The hard part on tax cuts is yet to come
The House and Senate have passed their versions of tax cuts, which means the bills must be reconciled in a conference committee. How do the bills differ? Our friends at the Tax Foundation have an analysis of the key issues negotiators must agree on before sending a final bill to the President. Among the differences are the number of tax brackets for individual filers, the size of the standard deduction, the status of the alternative minimum tax, and much more. As the Tax Foundation notes, finding a compromise will be tricky:
Unless the House simply accedes to the language that passed the Senate, a conference committee must produce a report which addresses all these differences. The conference report must then be approved by both chambers. Such reports are privileged, meaning that the motion to proceed to consideration of the report is not debatable, and that the report must be considered as-is, without amendments. In the case of reconciliation bills, moreover, there is no filibuster, and debate is limited to ten hours. These rules are all very important to the prospects of a bill that passed the Senate with such a narrow margin. But as that margin shows, there may be scant room to negotiate.
Earlier this morning, McConnell referred to the rounds of negotiations necessary to secure 51 votes as a “Rubik’s cube” of coalition-building. Since Senate leadership can afford to lose one vote at most—and perhaps none should Doug Jones, a Democrat, win the December 12th special election in Alabama and thus turn over that seat before the conference report is voted upon—just about any change could be precarious.
McConnell’s belief that these challenges can be surmounted seems reasonable in light of those both chambers have already overcome, but as with all of the negotiations to date, solving this last Rubik’s Cube will prove a delicate operation.
The Alabama Senate race between Roy Moore and Doug Jones could loom very large in how this bill fares in the Senate, once the negotiators have had their say. Republicans have little margin for error in the Senate, and even in the House, they have to contend with members who dislike this, that, or the other provision.

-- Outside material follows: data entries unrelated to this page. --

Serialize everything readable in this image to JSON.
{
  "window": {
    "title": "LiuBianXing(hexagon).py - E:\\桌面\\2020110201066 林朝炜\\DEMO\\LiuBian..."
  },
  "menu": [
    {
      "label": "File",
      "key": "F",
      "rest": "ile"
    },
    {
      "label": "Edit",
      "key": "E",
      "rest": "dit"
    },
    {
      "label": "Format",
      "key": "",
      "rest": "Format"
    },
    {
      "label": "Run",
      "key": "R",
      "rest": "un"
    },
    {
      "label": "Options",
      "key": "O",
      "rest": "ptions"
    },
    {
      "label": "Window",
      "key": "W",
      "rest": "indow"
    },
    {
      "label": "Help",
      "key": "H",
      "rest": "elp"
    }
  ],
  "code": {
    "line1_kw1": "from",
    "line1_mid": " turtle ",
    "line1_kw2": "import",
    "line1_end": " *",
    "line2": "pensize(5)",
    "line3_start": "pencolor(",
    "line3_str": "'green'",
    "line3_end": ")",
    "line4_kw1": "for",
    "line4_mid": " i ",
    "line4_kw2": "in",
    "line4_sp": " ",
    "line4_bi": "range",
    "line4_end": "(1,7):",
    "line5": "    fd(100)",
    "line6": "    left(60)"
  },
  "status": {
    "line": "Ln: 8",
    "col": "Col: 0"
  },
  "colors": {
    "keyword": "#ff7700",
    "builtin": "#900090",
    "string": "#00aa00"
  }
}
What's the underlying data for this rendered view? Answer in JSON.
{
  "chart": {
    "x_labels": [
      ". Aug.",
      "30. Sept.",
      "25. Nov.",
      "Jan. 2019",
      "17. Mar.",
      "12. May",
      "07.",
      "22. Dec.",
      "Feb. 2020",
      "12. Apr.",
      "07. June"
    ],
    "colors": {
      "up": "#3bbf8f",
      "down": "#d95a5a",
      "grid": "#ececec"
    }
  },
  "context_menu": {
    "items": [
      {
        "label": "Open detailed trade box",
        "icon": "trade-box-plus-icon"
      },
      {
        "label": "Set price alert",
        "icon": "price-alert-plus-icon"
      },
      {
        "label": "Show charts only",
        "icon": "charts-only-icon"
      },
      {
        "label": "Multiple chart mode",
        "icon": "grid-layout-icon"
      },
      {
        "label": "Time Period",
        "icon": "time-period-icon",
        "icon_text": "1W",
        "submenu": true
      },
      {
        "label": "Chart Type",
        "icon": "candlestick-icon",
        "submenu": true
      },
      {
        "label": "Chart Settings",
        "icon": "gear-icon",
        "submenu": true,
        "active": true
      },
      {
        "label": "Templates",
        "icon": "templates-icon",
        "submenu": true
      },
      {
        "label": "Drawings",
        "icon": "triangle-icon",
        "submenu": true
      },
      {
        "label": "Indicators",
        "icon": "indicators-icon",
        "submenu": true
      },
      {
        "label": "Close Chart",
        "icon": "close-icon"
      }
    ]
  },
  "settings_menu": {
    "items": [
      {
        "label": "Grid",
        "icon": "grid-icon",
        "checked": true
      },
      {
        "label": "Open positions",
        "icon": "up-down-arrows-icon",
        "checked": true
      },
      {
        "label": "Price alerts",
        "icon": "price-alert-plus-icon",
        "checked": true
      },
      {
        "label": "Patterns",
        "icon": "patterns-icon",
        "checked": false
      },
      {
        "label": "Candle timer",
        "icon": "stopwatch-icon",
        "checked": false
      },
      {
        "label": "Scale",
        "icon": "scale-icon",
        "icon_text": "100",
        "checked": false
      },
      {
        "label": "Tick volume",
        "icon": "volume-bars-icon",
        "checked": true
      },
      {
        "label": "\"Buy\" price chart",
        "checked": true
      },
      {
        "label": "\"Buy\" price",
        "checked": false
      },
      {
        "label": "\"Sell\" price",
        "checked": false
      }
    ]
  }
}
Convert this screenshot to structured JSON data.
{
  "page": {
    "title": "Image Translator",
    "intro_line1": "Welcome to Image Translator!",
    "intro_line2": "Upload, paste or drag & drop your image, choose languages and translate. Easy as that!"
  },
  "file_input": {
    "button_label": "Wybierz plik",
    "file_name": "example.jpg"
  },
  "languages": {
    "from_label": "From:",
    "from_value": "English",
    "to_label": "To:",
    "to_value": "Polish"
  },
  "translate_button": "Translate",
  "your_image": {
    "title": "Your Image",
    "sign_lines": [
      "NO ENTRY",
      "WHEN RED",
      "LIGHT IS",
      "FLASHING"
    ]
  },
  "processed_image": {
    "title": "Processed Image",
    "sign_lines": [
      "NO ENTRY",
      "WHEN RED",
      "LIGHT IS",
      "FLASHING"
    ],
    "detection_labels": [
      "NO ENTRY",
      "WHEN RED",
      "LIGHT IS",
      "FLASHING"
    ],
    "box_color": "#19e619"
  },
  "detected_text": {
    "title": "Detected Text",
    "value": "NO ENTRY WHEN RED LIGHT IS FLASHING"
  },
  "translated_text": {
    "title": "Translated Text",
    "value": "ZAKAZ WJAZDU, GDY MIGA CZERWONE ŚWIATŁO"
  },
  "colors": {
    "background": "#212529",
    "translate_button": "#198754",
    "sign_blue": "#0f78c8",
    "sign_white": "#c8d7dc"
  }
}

Calling it all a "Rubik's cube" is being rather optimistic. It's more like walking blindfolded through a mine field.